Local governments in California often seek voters’ opinions on non-binding advisory measures. But can the state Legislature do the same thing? The California Supreme Court heard oral arguments on that question Tuesday.
When the California Legislature tried to ask voters last year about amending the federal constitution to overturn the U.S. Supreme Court’s "Citizens United" campaign finance ruling, the California Supreme Court justices said, "Not until we weigh in!"
On Tuesday, the justices weighed in. The case’s oral arguments brought tough questions for both sides.
Justice Goodwin Liu told the attorney representing the Legislature, who’s defending Proposition 49 that "the Legislature here is claiming some type of power that the people don’t have."

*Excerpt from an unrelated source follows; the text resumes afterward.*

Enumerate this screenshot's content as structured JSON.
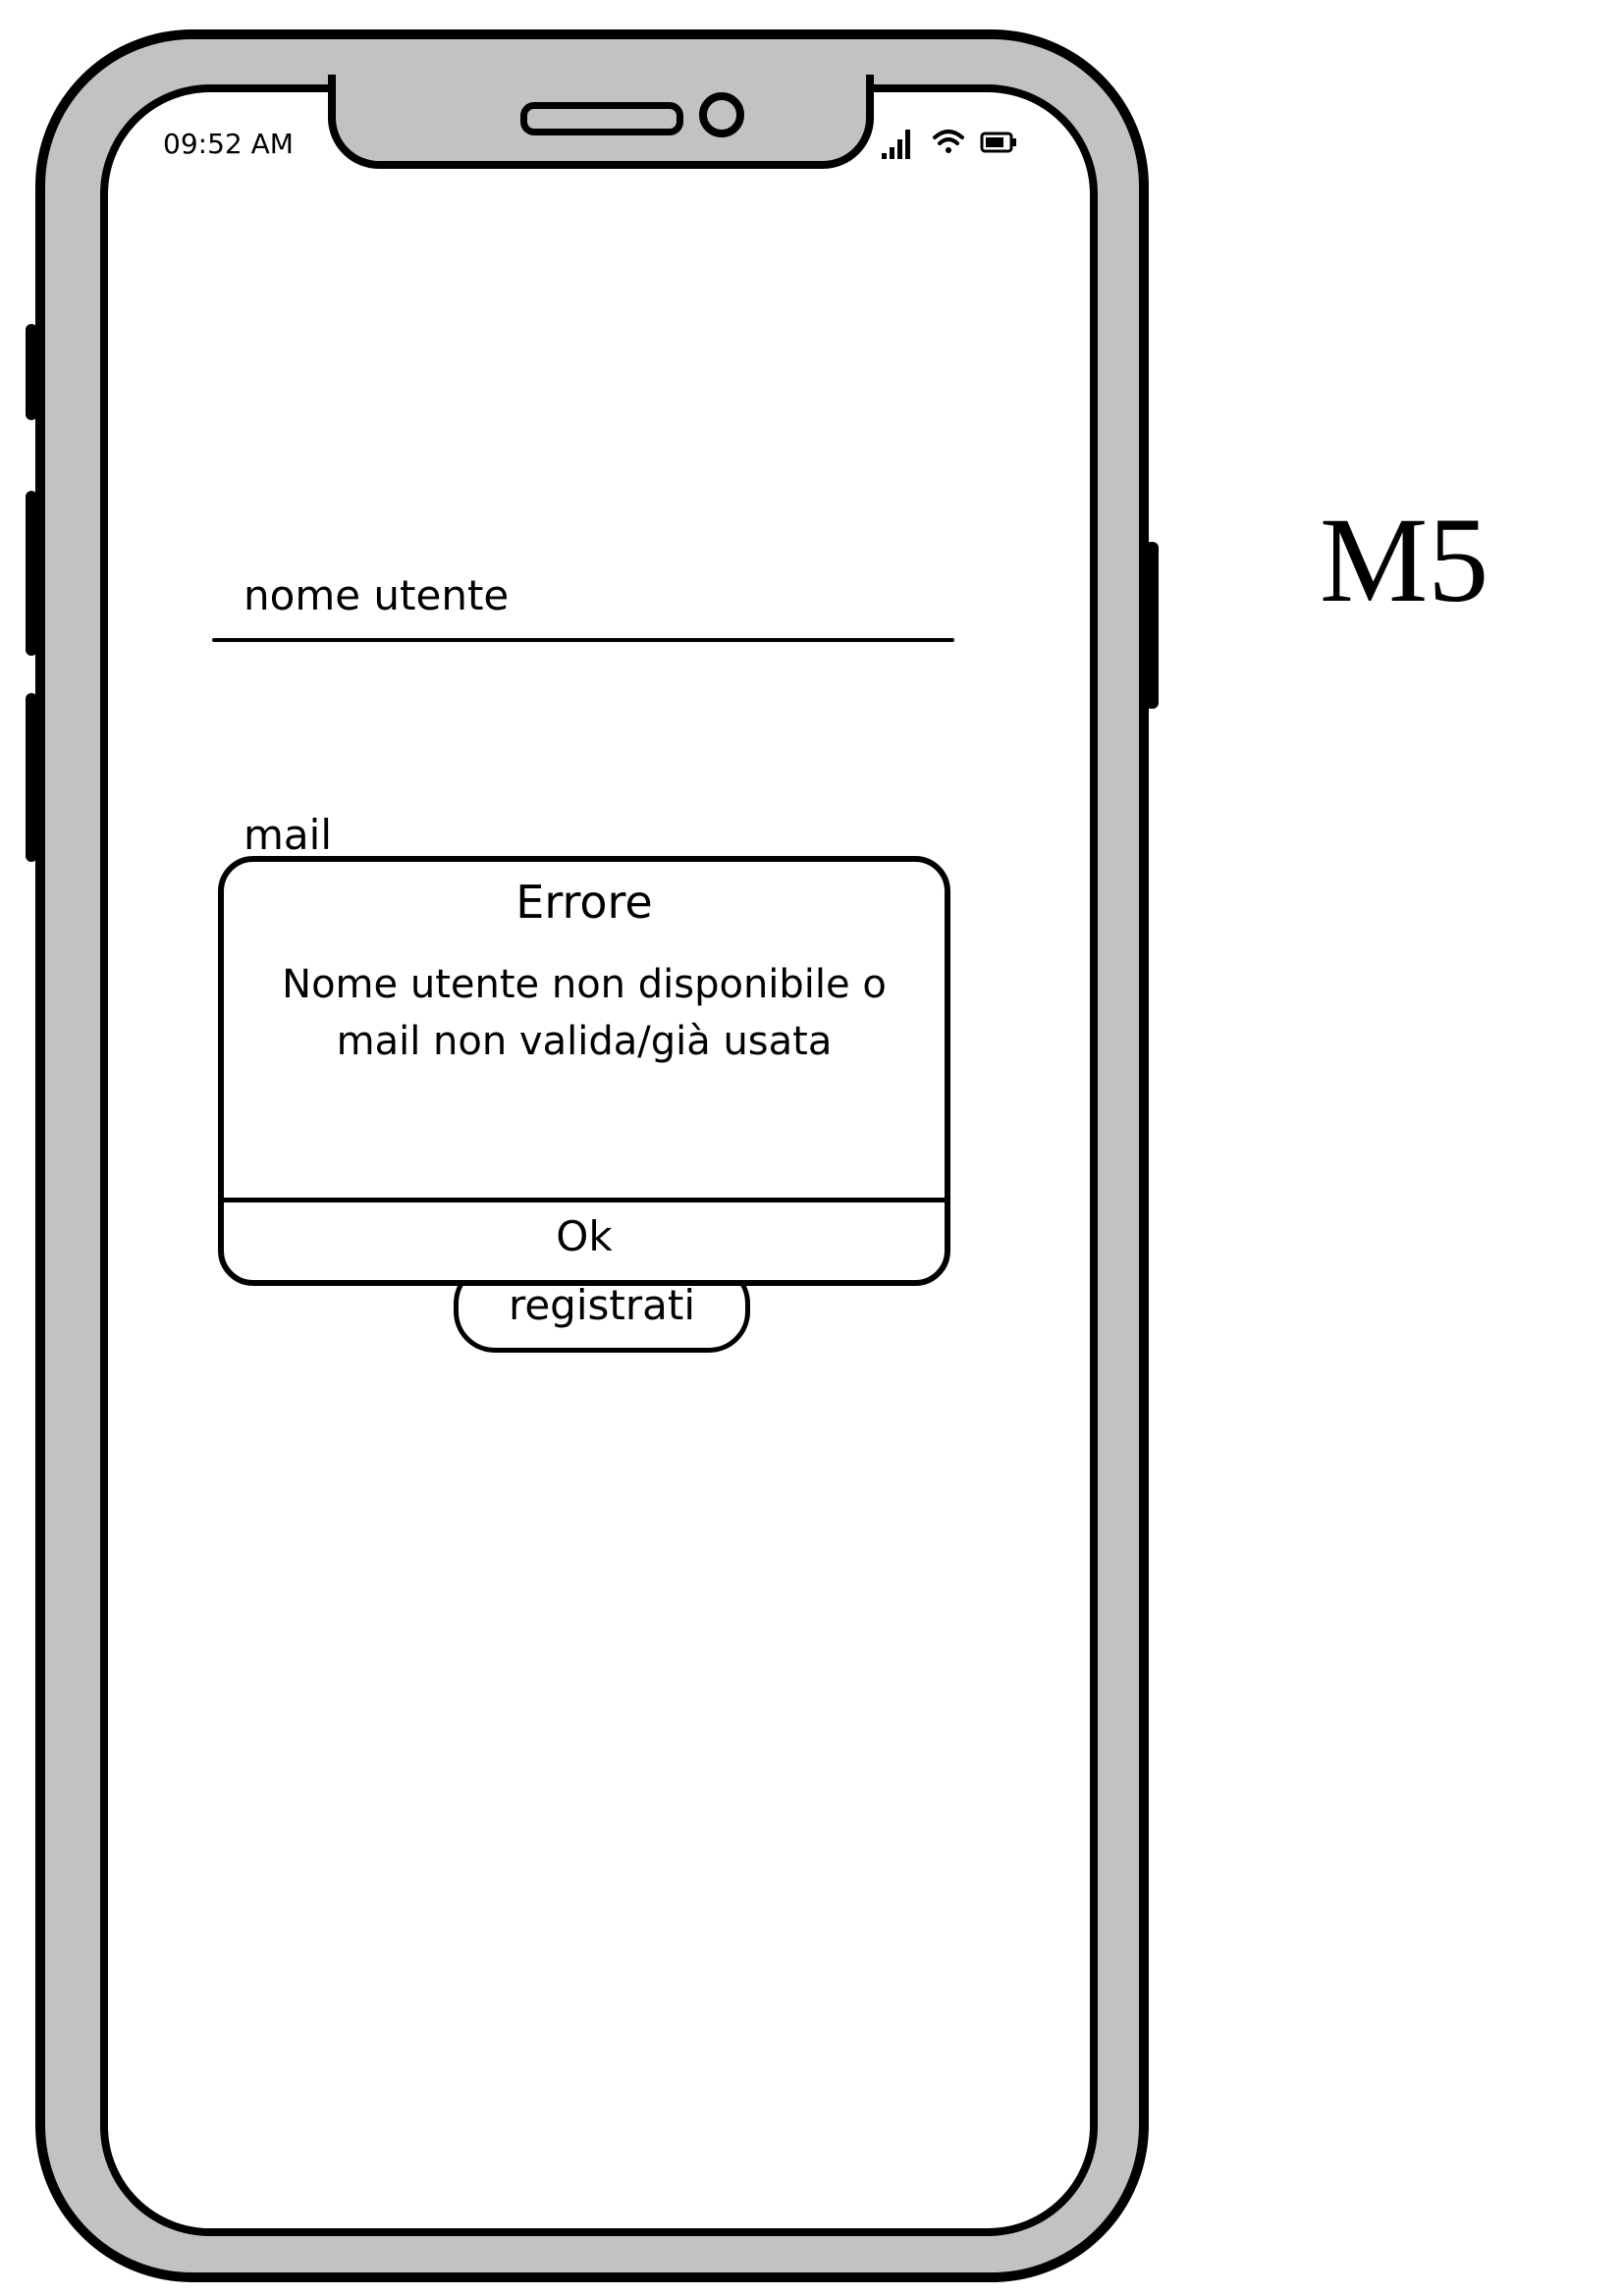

Later, Justice Kathryn Werdeger asked the attorney representing anti-tax groups that believe Prop 49 is unconstitutional, "Do you dispute that the Legislature has the power to investigate before exercising its powers?"
The justices have 90 days to decide whether to permanently remove Prop 49 from the ballot or allow voters to decide it next year.